[Records from a data collection]

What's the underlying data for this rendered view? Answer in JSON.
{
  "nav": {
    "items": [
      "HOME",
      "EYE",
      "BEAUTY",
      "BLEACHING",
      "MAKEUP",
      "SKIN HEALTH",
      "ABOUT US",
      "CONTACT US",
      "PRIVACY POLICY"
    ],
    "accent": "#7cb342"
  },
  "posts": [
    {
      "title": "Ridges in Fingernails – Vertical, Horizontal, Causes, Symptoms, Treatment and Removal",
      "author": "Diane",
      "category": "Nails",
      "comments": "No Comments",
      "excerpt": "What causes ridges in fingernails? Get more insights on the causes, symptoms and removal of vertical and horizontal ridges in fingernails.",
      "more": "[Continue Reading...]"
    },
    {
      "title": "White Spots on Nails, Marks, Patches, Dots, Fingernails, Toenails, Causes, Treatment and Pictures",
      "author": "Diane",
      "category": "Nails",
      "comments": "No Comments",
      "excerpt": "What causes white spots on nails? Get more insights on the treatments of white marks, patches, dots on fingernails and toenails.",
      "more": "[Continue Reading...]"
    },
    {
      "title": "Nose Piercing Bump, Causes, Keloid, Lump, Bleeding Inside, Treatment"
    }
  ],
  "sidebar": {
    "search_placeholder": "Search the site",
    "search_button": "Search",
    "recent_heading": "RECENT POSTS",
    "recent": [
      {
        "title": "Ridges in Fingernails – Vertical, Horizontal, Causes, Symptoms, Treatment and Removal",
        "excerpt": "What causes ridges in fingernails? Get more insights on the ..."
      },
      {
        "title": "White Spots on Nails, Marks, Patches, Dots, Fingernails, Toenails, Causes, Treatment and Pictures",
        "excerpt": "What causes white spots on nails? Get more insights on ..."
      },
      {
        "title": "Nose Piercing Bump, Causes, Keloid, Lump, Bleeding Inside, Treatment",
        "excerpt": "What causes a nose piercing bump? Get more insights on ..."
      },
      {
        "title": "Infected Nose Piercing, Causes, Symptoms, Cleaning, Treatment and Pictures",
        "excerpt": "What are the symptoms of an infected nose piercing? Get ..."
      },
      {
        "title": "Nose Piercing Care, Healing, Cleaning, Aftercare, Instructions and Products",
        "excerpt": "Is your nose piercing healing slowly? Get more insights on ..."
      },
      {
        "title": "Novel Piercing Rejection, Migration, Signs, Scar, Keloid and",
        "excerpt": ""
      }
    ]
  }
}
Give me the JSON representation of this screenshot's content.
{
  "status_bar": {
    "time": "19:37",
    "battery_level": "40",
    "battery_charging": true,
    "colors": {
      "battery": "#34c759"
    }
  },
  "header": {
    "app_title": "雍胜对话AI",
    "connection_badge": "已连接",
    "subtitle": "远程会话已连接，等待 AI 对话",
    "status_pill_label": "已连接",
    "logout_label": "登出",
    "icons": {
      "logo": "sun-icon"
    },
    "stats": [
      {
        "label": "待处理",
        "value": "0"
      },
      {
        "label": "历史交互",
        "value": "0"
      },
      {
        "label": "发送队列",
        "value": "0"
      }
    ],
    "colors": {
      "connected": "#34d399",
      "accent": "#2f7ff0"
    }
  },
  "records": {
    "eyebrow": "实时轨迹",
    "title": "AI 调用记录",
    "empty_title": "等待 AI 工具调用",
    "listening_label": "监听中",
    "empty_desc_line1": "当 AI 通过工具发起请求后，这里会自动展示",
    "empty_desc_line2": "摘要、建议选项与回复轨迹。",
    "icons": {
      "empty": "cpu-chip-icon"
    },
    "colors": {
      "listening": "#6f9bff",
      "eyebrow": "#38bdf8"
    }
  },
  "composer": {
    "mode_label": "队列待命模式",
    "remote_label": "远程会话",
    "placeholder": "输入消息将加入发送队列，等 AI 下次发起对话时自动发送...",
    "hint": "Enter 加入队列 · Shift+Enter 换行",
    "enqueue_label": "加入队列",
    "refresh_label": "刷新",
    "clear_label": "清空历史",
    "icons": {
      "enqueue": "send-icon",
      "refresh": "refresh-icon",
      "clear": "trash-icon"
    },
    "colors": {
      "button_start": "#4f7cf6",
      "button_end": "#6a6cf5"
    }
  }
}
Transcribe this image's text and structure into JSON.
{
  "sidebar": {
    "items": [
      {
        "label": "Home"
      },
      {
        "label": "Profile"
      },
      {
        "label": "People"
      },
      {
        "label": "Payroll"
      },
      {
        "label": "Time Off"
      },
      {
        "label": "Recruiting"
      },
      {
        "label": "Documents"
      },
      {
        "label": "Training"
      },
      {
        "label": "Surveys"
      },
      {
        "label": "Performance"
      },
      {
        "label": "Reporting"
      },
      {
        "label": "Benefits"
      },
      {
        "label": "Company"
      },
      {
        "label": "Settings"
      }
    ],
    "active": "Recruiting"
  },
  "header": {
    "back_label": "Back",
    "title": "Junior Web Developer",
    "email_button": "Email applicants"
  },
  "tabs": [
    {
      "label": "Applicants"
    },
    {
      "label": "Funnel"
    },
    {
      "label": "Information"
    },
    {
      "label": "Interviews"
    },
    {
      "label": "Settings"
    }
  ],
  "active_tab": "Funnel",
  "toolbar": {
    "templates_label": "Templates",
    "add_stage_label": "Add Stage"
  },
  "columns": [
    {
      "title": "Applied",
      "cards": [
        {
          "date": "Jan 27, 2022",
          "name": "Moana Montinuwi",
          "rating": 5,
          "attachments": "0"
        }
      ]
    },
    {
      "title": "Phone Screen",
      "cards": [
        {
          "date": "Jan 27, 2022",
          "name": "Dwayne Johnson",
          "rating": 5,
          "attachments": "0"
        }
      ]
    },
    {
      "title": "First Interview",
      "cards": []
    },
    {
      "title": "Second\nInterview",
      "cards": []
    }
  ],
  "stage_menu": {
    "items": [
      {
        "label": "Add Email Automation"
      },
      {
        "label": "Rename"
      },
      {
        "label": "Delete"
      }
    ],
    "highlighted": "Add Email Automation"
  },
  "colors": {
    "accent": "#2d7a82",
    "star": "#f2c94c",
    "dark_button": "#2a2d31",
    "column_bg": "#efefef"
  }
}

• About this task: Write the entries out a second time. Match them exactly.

• Result of this exercise:
What's the underlying data for this rendered view? Answer in JSON.
{
  "nav": {
    "items": [
      "HOME",
      "EYE",
      "BEAUTY",
      "BLEACHING",
      "MAKEUP",
      "SKIN HEALTH",
      "ABOUT US",
      "CONTACT US",
      "PRIVACY POLICY"
    ],
    "accent": "#7cb342"
  },
  "posts": [
    {
      "title": "Ridges in Fingernails – Vertical, Horizontal, Causes, Symptoms, Treatment and Removal",
      "author": "Diane",
      "category": "Nails",
      "comments": "No Comments",
      "excerpt": "What causes ridges in fingernails? Get more insights on the causes, symptoms and removal of vertical and horizontal ridges in fingernails.",
      "more": "[Continue Reading...]"
    },
    {
      "title": "White Spots on Nails, Marks, Patches, Dots, Fingernails, Toenails, Causes, Treatment and Pictures",
      "author": "Diane",
      "category": "Nails",
      "comments": "No Comments",
      "excerpt": "What causes white spots on nails? Get more insights on the treatments of white marks, patches, dots on fingernails and toenails.",
      "more": "[Continue Reading...]"
    },
    {
      "title": "Nose Piercing Bump, Causes, Keloid, Lump, Bleeding Inside, Treatment"
    }
  ],
  "sidebar": {
    "search_placeholder": "Search the site",
    "search_button": "Search",
    "recent_heading": "RECENT POSTS",
    "recent": [
      {
        "title": "Ridges in Fingernails – Vertical, Horizontal, Causes, Symptoms, Treatment and Removal",
        "excerpt": "What causes ridges in fingernails? Get more insights on the ..."
      },
      {
        "title": "White Spots on Nails, Marks, Patches, Dots, Fingernails, Toenails, Causes, Treatment and Pictures",
        "excerpt": "What causes white spots on nails? Get more insights on ..."
      },
      {
        "title": "Nose Piercing Bump, Causes, Keloid, Lump, Bleeding Inside, Treatment",
        "excerpt": "What causes a nose piercing bump? Get more insights on ..."
      },
      {
        "title": "Infected Nose Piercing, Causes, Symptoms, Cleaning, Treatment and Pictures",
        "excerpt": "What are the symptoms of an infected nose piercing? Get ..."
      },
      {
        "title": "Nose Piercing Care, Healing, Cleaning, Aftercare, Instructions and Products",
        "excerpt": "Is your nose piercing healing slowly? Get more insights on ..."
      },
      {
        "title": "Novel Piercing Rejection, Migration, Signs, Scar, Keloid and",
        "excerpt": ""
      }
    ]
  }
}
Give me the JSON representation of this screenshot's content.
{
  "status_bar": {
    "time": "19:37",
    "battery_level": "40",
    "battery_charging": true,
    "colors": {
      "battery": "#34c759"
    }
  },
  "header": {
    "app_title": "雍胜对话AI",
    "connection_badge": "已连接",
    "subtitle": "远程会话已连接，等待 AI 对话",
    "status_pill_label": "已连接",
    "logout_label": "登出",
    "icons": {
      "logo": "sun-icon"
    },
    "stats": [
      {
        "label": "待处理",
        "value": "0"
      },
      {
        "label": "历史交互",
        "value": "0"
      },
      {
        "label": "发送队列",
        "value": "0"
      }
    ],
    "colors": {
      "connected": "#34d399",
      "accent": "#2f7ff0"
    }
  },
  "records": {
    "eyebrow": "实时轨迹",
    "title": "AI 调用记录",
    "empty_title": "等待 AI 工具调用",
    "listening_label": "监听中",
    "empty_desc_line1": "当 AI 通过工具发起请求后，这里会自动展示",
    "empty_desc_line2": "摘要、建议选项与回复轨迹。",
    "icons": {
      "empty": "cpu-chip-icon"
    },
    "colors": {
      "listening": "#6f9bff",
      "eyebrow": "#38bdf8"
    }
  },
  "composer": {
    "mode_label": "队列待命模式",
    "remote_label": "远程会话",
    "placeholder": "输入消息将加入发送队列，等 AI 下次发起对话时自动发送...",
    "hint": "Enter 加入队列 · Shift+Enter 换行",
    "enqueue_label": "加入队列",
    "refresh_label": "刷新",
    "clear_label": "清空历史",
    "icons": {
      "enqueue": "send-icon",
      "refresh": "refresh-icon",
      "clear": "trash-icon"
    },
    "colors": {
      "button_start": "#4f7cf6",
      "button_end": "#6a6cf5"
    }
  }
}
Transcribe this image's text and structure into JSON.
{
  "sidebar": {
    "items": [
      {
        "label": "Home"
      },
      {
        "label": "Profile"
      },
      {
        "label": "People"
      },
      {
        "label": "Payroll"
      },
      {
        "label": "Time Off"
      },
      {
        "label": "Recruiting"
      },
      {
        "label": "Documents"
      },
      {
        "label": "Training"
      },
      {
        "label": "Surveys"
      },
      {
        "label": "Performance"
      },
      {
        "label": "Reporting"
      },
      {
        "label": "Benefits"
      },
      {
        "label": "Company"
      },
      {
        "label": "Settings"
      }
    ],
    "active": "Recruiting"
  },
  "header": {
    "back_label": "Back",
    "title": "Junior Web Developer",
    "email_button": "Email applicants"
  },
  "tabs": [
    {
      "label": "Applicants"
    },
    {
      "label": "Funnel"
    },
    {
      "label": "Information"
    },
    {
      "label": "Interviews"
    },
    {
      "label": "Settings"
    }
  ],
  "active_tab": "Funnel",
  "toolbar": {
    "templates_label": "Templates",
    "add_stage_label": "Add Stage"
  },
  "columns": [
    {
      "title": "Applied",
      "cards": [
        {
          "date": "Jan 27, 2022",
          "name": "Moana Montinuwi",
          "rating": 5,
          "attachments": "0"
        }
      ]
    },
    {
      "title": "Phone Screen",
      "cards": [
        {
          "date": "Jan 27, 2022",
          "name": "Dwayne Johnson",
          "rating": 5,
          "attachments": "0"
        }
      ]
    },
    {
      "title": "First Interview",
      "cards": []
    },
    {
      "title": "Second\nInterview",
      "cards": []
    }
  ],
  "stage_menu": {
    "items": [
      {
        "label": "Add Email Automation"
      },
      {
        "label": "Rename"
      },
      {
        "label": "Delete"
      }
    ],
    "highlighted": "Add Email Automation"
  },
  "colors": {
    "accent": "#2d7a82",
    "star": "#f2c94c",
    "dark_button": "#2a2d31",
    "column_bg": "#efefef"
  }
}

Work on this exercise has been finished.